Just like the style of brutal eroticism in 1970s fashion photography (Bourdin, Newton, Von Wangenheim, Turbeville, etc), many NYC retail windows echoed the same sentiment. Along with Hugo, there was Candy Pratts Price for Bloomingdales and Robert Currie for Bendel's, who all constructed bold narratives that asked more questions than they answered.
Luxury and terror in a fashion image: an unlikely or now obvious pairing? Often appealing nonetheless. Shock and seduction as an allure to purchase.
Parka by Irving of Montreal at Saks, Vogue, Dec
1950 | Waterproof mittens by White Stag at Lord & Taylor,
"zippered so you can keep mittens on, still get at cigarettes, tow
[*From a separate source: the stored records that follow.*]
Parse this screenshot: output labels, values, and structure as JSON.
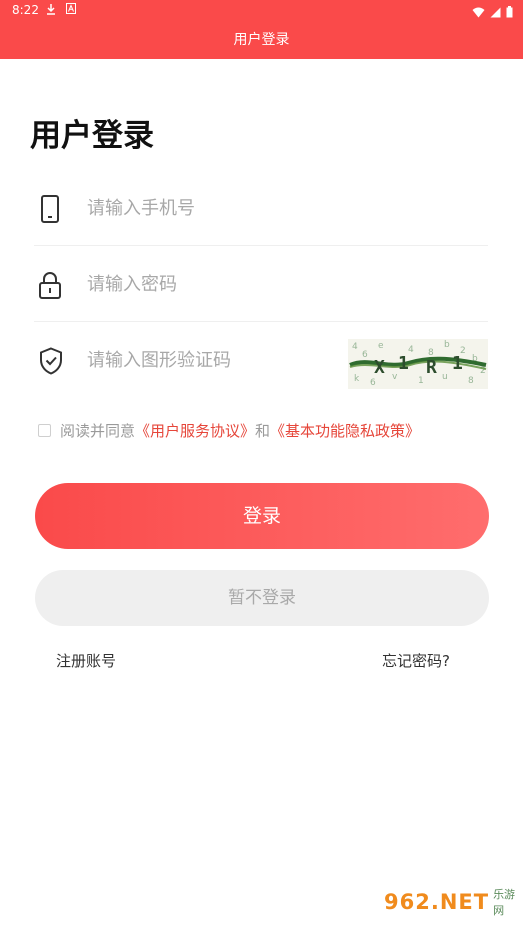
{
  "status_bar": {
    "time": "8:22",
    "icons": [
      "download-icon",
      "a-icon",
      "wifi-icon",
      "cell-signal-icon",
      "battery-icon"
    ]
  },
  "app_bar": {
    "title": "用户登录"
  },
  "page": {
    "heading": "用户登录"
  },
  "form": {
    "phone": {
      "placeholder": "请输入手机号",
      "icon": "phone-icon"
    },
    "password": {
      "placeholder": "请输入密码",
      "icon": "lock-icon"
    },
    "captcha": {
      "placeholder": "请输入图形验证码",
      "icon": "shield-check-icon"
    }
  },
  "agreement": {
    "prefix": "阅读并同意",
    "user_agreement": "《用户服务协议》",
    "conjunction": "和",
    "privacy_policy": "《基本功能隐私政策》",
    "checked": false
  },
  "buttons": {
    "login": "登录",
    "skip": "暂不登录"
  },
  "links": {
    "register": "注册账号",
    "forgot": "忘记密码?"
  },
  "watermark": {
    "text": "962.NET",
    "sub": "乐游网"
  },
  "colors": {
    "brand": "#fa4a4a",
    "link": "#e6463a",
    "placeholder": "#a8a8a8",
    "disabled_button": "#efefef"
  }
}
tickets," Vogue, Dec 1950
"Paris, this winter, gives a new ballet flavour to the ski-run. Offers: a new look to legs, in pants of black gabardine, tight as tights. A new look to ankles, in red leather straps laced high like a dancer's." Carven, Vogue, Dec 15, 1946
"White rawhide thong (like those in your boots) threads the sack-neck of this black nylon parka; easily pulled on, pulled close." Vogue, Dec 1950
Nylon jacket with removable hood by White Stag at Bloomingdales, Vogue, Dec 1950 | Parka with emblems of Swiss cantons by Irving of Montreal at Saks, Vogue, Dec 1950
"A lift from a Swiss milkman's jacket" by Picard of Sun Valley Idaho at Bloomingdales, Vogue, Dec 1950
Alpaca cape coverall "worn between runs. With collar that's almost a hood." Vogue, Jan 1947
Vogue Paris, 1953? | Lanvin ensemble, Vogue Paris, Jan 1938